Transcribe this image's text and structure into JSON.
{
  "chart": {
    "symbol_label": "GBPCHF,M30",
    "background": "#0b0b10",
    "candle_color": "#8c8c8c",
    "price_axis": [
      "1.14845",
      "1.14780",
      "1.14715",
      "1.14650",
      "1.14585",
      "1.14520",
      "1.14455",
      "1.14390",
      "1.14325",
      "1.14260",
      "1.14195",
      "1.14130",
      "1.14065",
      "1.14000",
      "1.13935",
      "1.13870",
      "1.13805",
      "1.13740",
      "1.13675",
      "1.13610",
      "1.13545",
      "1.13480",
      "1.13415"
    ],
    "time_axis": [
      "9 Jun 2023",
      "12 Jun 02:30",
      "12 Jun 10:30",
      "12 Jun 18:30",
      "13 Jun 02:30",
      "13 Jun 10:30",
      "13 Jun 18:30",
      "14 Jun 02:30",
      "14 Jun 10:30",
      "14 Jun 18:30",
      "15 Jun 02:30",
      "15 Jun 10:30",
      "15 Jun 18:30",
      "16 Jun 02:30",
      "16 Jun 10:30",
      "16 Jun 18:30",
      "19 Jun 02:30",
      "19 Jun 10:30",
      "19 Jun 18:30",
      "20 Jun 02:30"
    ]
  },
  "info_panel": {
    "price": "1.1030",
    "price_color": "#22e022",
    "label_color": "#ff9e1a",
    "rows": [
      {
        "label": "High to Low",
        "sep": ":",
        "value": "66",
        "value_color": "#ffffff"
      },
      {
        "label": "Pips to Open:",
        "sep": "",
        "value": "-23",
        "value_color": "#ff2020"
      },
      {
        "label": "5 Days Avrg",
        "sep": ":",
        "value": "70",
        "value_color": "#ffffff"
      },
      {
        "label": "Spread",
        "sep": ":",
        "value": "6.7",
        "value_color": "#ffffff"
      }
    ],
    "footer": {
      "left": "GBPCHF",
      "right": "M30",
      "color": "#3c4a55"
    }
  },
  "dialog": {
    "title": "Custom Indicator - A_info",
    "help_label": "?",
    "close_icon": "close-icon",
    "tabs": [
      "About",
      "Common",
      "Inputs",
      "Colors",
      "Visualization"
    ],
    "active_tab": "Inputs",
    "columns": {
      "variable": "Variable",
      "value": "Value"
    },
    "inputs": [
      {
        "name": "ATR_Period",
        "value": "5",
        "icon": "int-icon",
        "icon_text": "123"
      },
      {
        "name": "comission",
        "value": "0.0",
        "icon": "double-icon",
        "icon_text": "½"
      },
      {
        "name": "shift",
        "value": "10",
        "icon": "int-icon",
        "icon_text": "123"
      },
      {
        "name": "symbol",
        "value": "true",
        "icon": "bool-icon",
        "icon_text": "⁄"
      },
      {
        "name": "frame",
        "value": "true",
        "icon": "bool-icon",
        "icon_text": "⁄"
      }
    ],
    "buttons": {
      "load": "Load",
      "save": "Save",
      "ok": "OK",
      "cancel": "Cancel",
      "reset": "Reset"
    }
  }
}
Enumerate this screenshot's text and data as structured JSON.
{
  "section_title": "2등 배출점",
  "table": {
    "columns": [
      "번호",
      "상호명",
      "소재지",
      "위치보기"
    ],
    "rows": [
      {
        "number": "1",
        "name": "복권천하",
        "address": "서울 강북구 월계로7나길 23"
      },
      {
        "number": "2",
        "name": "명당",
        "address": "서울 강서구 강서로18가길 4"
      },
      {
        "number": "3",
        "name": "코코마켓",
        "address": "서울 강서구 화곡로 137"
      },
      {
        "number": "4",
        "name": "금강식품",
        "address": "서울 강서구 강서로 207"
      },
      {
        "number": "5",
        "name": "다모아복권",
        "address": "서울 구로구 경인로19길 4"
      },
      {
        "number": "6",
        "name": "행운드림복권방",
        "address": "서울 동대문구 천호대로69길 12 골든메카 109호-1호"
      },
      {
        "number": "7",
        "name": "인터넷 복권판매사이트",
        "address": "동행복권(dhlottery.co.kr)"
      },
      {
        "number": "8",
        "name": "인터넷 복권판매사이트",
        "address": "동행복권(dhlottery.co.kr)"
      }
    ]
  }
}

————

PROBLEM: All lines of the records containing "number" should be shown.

WRITTEN ANSWER:
        "number": "1",
        "number": "2",
        "number": "3",
        "number": "4",
        "number": "5",
        "number": "6",
        "number": "7",
        "number": "8",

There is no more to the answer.